The performances will be in honor of National Poetry Month on April 22 in Portland at the First Unitarian Church and April 23 in Seattle at Daniels Recital Hall. Tickets are available at www.petersonentertainment.com.
The performance was created to present Inada's and Wheatfall's "diverse backgrounds, styles and experiences to life in thoughtful and expressive poetic story."
Lawson Inada's performance will feature works that are greatly influenced by his childhood experiences while at internment camps during WWII. Lawson's inspiration comes from dreams, memories and experiences. He will also explore Japanese poetic forms and the interplay of how his life-long love of jazz has influenced his poetry. Lawson cites jazz as the strongest influence in his writing and has done live collaborations with Andrew Hill, Mal Waldron and Jimmy Smith.

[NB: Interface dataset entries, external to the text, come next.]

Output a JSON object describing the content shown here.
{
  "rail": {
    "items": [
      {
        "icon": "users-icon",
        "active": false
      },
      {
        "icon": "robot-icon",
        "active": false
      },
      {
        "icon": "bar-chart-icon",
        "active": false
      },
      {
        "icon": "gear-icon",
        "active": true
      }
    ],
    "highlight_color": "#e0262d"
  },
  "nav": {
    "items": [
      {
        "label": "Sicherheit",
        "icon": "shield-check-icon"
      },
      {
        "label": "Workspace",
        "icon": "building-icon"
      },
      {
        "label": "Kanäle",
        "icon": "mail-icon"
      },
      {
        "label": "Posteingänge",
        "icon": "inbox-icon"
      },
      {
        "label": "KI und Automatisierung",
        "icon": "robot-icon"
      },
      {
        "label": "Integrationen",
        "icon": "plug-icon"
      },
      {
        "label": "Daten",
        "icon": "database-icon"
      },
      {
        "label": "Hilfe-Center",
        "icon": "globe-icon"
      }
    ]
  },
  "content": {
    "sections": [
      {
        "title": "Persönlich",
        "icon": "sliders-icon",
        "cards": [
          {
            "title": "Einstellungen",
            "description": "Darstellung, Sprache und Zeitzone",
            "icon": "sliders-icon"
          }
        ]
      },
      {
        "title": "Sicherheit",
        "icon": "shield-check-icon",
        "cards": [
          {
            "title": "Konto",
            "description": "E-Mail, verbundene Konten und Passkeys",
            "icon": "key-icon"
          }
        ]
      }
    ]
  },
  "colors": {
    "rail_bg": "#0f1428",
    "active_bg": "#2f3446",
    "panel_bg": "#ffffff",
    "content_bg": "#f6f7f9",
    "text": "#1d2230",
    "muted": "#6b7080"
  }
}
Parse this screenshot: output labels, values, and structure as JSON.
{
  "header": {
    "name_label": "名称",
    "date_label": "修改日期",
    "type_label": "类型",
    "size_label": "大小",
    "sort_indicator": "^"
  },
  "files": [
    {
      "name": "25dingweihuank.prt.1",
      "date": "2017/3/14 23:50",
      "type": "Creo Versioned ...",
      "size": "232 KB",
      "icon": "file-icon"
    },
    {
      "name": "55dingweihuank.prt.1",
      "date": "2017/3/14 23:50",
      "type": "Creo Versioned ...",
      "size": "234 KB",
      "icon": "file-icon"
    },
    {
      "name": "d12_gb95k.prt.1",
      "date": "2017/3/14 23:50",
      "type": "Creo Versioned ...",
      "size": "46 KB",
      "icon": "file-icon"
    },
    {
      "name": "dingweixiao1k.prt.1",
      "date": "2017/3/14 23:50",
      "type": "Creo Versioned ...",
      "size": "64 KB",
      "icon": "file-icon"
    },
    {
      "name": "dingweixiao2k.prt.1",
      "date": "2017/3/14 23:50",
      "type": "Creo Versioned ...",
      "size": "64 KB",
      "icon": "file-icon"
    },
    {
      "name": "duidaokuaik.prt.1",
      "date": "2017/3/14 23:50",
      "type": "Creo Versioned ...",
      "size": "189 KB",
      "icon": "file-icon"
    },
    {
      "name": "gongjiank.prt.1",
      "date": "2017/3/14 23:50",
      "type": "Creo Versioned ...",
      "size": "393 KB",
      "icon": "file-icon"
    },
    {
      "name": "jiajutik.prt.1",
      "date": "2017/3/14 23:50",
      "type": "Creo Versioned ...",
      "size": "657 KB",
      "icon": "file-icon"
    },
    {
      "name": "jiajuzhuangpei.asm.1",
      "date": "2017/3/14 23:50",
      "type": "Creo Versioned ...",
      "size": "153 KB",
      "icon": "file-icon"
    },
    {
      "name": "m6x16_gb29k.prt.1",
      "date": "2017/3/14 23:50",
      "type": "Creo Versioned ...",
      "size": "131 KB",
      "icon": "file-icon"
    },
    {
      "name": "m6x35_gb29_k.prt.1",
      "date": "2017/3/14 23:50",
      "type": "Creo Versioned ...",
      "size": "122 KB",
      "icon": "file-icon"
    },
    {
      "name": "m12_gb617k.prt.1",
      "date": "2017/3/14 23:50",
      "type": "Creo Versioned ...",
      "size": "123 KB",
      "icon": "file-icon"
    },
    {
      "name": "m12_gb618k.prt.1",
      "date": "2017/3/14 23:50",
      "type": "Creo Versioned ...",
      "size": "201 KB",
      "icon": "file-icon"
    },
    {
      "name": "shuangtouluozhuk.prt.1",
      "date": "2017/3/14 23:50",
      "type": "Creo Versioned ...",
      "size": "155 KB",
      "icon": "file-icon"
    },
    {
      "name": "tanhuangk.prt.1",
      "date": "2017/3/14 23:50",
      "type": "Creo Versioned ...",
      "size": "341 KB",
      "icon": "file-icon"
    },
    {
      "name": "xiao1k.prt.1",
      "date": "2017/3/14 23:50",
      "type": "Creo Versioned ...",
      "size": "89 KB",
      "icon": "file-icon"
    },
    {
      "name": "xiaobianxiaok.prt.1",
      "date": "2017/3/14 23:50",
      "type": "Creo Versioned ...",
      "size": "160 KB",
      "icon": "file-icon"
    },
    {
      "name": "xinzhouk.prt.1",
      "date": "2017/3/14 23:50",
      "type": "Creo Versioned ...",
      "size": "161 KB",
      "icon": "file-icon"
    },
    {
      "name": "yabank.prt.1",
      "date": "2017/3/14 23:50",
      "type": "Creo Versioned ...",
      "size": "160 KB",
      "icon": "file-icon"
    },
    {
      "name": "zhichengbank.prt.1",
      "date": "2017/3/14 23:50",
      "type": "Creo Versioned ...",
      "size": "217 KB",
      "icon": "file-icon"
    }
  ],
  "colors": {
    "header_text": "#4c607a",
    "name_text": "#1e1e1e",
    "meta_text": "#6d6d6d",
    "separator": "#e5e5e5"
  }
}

Emmett Wheatfall's material covers romance, faith, betrayal and the matters of life. His words are set to a fierce, sensitive and moving accompaniment that crosses the boundaries of jazz into blues, funk, soul and gospel.
Accompanying the poets are musicians Noah Peterson and Larry Nobori on saxophones, Gordon Lee on piano, Andre St. James on upright bass and Tim DuRoche on drum-set.
Inada was named Oregon State Poet in 1991 and served as the Oregon's Poet Laureate 2006-2010. His collection of poems "Before the War" was the first book of poetry by an Asian American to be published by a major New York publishing house. He won the American Book Award for his work "Legends from Camp" in 1992. He won the Oregon Book Award for Poetry in 1997, the Pushcart Prize for Poetry in 1996 and was honored at the White House for a "Salute of Poetry and American Poets."
Wheatfall burst onto the scene with his recorded work, "When I Was Young" a music and poetry collaboration with producer Noah Peterson. Featured in Wine and Jazz Magazine, Wheatfall was called "…one of the most original and powerful debut jazz artists of the year." "When I Was Young" is currently on air at various stations throughout the country including WWOZ, New Orleans, KMHD, Portland and WPRB, Princeton University. Wheatfall has done voice-over work and is an annual presenter of Dr. Martin Luther King Jr.s "I Have A Dream Speech" for various organizations during Black History Month. He has two published collections of poems, "He Sees Things" and "We Think We Know" and an audio CD of his poetry entitled, "I Speak."